A man approached a group of girls at the and told one he’d love to be her modeling agent. He handed her his business card and said he would sign her that day but needed to take her picture, and he’d left his camera in the car.
They walked to his car, and he pushed her inside.
As he drove away, the girl opened the door and rolled out, a maneuver she’d learned from Denene Yates, founder of Safe House of Hope in Baltimore, which provides support services for victims of human trafficking.
Yates speaks at schools around the area, and about a month ago she spoke at the Bain Center in Columbia to more than 100 people about a trade she said was right under their noses.
The girl didn’t want to report the incident, said Yates, but there are still substantial reports of trafficking nonetheless.
“The Department of Justice recognizes [that up to] 293,000 of our own teens” are involved in human trafficking, said Yates.
Human trafficking is a business built around forced labor, defined as a "commercial sex act induced by force, fraud or coercion, or in which the person induced to perform such act has not attained 18 years of age,” according to U.S. Immigration and Customs Enforcement.
Currently, human trafficking is a misdemeanor.
“Abduction of a minor for the purposes of prostitution—and that’s a minor under 16—is a misdemeanor which is a $500 fine and up to a year in jail,” said Yates.
The practice is occurring across the country, and a local group called Howard County Advocacy Group Against Human Trafficking and Slavery (HoCoAGAST) is working to raise awareness locally.

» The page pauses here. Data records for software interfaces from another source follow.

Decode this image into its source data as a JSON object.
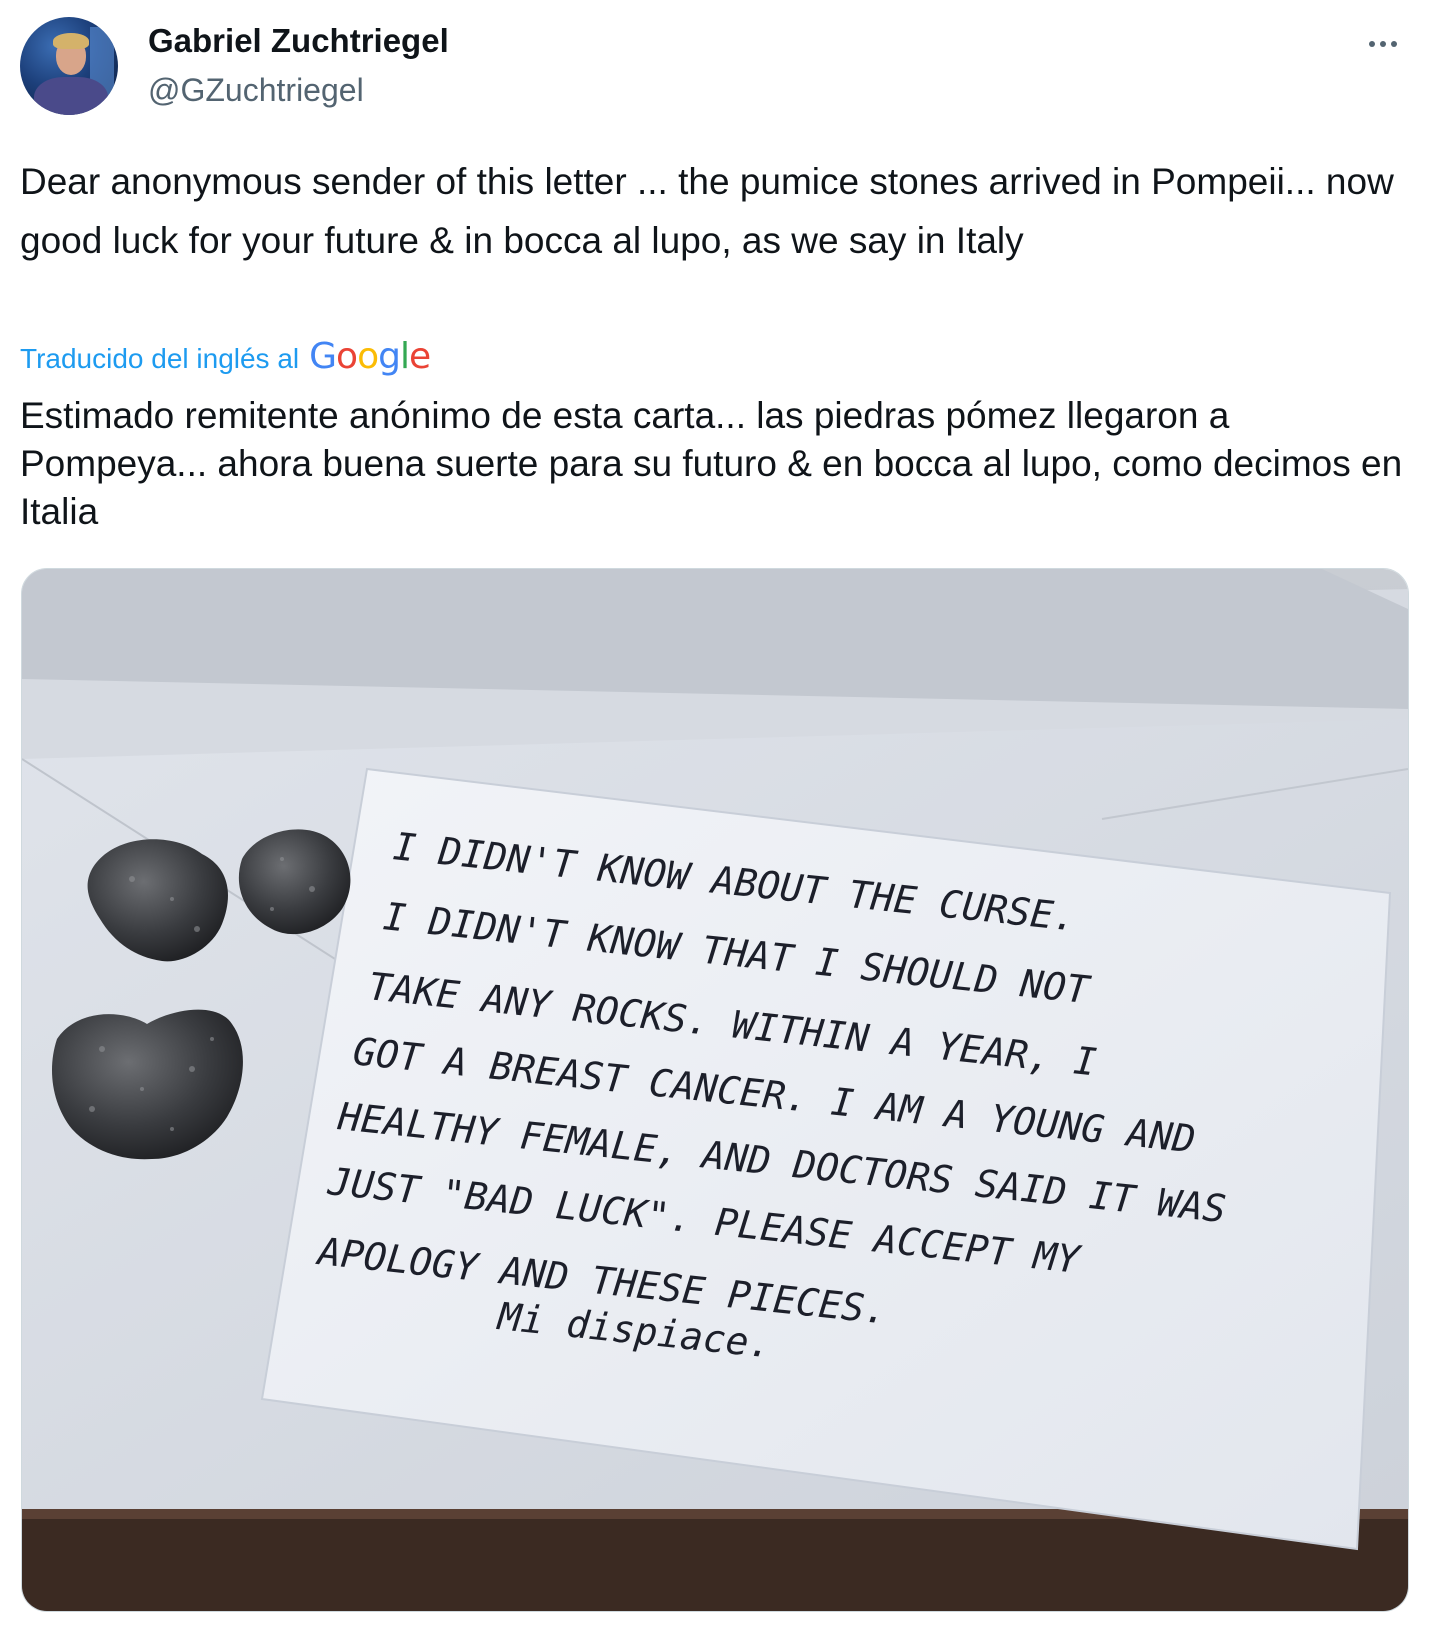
{
  "tweet": {
    "author": {
      "display_name": "Gabriel Zuchtriegel",
      "handle": "@GZuchtriegel"
    },
    "text": "Dear anonymous sender of this letter ... the pumice stones arrived in Pompeii... now good luck for your future & in bocca al lupo, as we say in Italy",
    "translation": {
      "label": "Traducido del inglés al",
      "provider": "Google",
      "text": "Estimado remitente anónimo de esta carta... las piedras pómez llegaron a Pompeya... ahora buena suerte para su futuro & en bocca al lupo, como decimos en Italia"
    },
    "icons": {
      "more": "more-horizontal-icon"
    },
    "colors": {
      "link": "#1d9bf0",
      "secondary_text": "#536471",
      "primary_text": "#0f1419"
    }
  },
  "media": {
    "letter_lines": [
      "I DIDN'T KNOW ABOUT THE CURSE.",
      "I DIDN'T KNOW THAT I SHOULD NOT",
      "TAKE ANY ROCKS. WITHIN A YEAR, I",
      "GOT A BREAST CANCER. I AM A YOUNG AND",
      "HEALTHY FEMALE, AND DOCTORS SAID IT WAS",
      "JUST \"BAD LUCK\". PLEASE ACCEPT MY",
      "APOLOGY AND THESE PIECES.",
      "Mi dispiace."
    ]
  }
}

“We believe that Maryland is the perfect storm of factors for human trafficking,” said Jeanne Allert, chair of the Maryland Rescue and Restore Coalition, during a workshop HoCoAGAST sponsored this spring. Allert will also speak at a meeting of HoCoAGAST on Tuesday, June 5, about ways citizens can help.
"We have a significant problem in this area," said Allert, who lives in Howard County. "We are not immune. We have issues with street prostitution and massage parlors."
She added that businesses may appear as a nail salon or cafe but "the true business going on behind those suspiciously shaded windows seems a little suspect."
She said she has been involved in research into sex trafficking at the state level.
"The number-one destination in the United States for child sex tourism is Atlanta," said Allert. "What we learned was they're in a large metropolitan area with major stadiums, major entertainment venues; they have a population in the suburbs that commutes into urban centers; they have affluence and poverty juxtaposed; they have a large drug trade....Is it starting to sound at all familiar to anyone?
Continued Allert: "With Baltimore being a major seaport and our location next to Washington, D.C., but also having , we have upped the ante."
On Tuesday, June 5, Howard County Advocacy Group Against Human Trafficking and Slavery will host a meeting for those interested in volunteering to combat human trafficking. The meeting will be at Owen Brown Interfaith Center (7246 Cradlerock Way) in Columbia from 7 to 8:30 p.m.